a) you’re a freelancer
b) you will operate on your schedule
c) you will do the work at your own facility
Warranties are worth including in the design contract. Include them only if you intend to observe or enforce them. Otherwise, you will be better off letting all clients know that you don’t offer warranties or guarantees. Let clients know how much time they have after completion of the project to ask for corrections. Let them know that the warranties are only applicable or valid for a specific duration.
A good, well-written, and legally enforceable design contract is never silent on an issue as important as contract termination. It’s normal for clients to feel the need to move on to a different designer. Likewise, some designers often feel the need to take and work with different clients. Ensure the contract talks about this issue in great detail. The contract must talk about the actual procedure to follow – including the how and when – in asking for a termination.
Forces and circumstances beyond your control might prevent you from completing the client’s project on time as earlier indicated. Including a “force majeure” clause in the contract is acceptable and understandable in such situations. Such a clause protects you in case the client feels cheeky enough or sufficiently aggrieved to want to pursue the matter in court. Without this clause, you will be at the mercy of the client in case you can no longer complete the work.
Do whatever it takes to avoid making the client angry.
Credits: Image courtesy of Bonsai Contracts
Freelance designers often create contracts that are full of loopholes. Most freelance designers are not legal experts. Their expertise is limited to designs alone. Because of this, it’s normal for designers to include too many loopholes and errors on their design contracts. For example, some designers sign contracts with underage clients. Often, this leaves them in a dilemma, especially when the courts feel that the error arose out of your own negligence.
It’s possible for designers, or their clients, to breach contracts legally.
First, being under the legal age, the law has set for signing contracts with another party offers you (or the client) a way out. The people signing design or freelance contracts should be over 18 years old. Therefore, ask your clients to provide proof of age before signing (or not signing) any contract with them. Age isn’t the only legal way of breaking or failing to meet the requirements of the contract, however.

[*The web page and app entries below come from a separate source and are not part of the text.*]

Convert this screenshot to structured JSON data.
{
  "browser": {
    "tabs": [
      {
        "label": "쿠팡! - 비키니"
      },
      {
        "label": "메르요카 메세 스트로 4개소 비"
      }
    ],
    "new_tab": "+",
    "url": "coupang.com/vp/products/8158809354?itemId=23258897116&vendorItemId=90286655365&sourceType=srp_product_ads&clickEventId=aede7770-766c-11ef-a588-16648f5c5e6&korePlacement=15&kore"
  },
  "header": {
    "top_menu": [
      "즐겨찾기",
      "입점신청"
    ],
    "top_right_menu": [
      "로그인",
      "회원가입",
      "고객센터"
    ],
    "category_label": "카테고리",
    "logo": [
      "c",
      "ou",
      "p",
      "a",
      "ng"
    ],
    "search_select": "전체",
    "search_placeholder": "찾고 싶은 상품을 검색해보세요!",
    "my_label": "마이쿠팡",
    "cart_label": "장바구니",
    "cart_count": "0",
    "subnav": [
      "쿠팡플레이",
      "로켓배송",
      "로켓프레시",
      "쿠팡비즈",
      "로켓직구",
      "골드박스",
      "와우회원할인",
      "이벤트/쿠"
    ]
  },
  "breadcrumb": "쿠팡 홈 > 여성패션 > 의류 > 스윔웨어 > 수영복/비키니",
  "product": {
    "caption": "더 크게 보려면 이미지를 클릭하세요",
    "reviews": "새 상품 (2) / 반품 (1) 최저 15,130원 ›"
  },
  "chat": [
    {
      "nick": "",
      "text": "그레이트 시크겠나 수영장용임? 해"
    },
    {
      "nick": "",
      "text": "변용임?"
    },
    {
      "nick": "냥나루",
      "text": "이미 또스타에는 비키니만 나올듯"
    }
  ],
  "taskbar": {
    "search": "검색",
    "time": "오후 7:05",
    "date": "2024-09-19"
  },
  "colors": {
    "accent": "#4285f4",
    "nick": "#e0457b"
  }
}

Incapacitation is a valid reason for breaching the contract legally. Drunkenness is incapacitation. Signing any contract with a person who is inebriated will expose you to huge losses. A person diagnosed with illnesses such as Alzheimer’s is also incapacitated. The reason for this is both parties must agree to the terms of the contract. For that to happen, they must be in the right frame of mind.
The designer and client are exempted from satisfying the terms of a contract they sign under duress. Putting a gun to the clients’ head and expecting them to not only sign but also meet their side of the bargain will not work. Therefore, work your socks off to convince clients that any contract signed with you will also greatly benefit them. Let them see the benefits and sign the contract because they want to rather than because you forced them to.
Therefore, do what’s posted above and you will be happy with your design contract.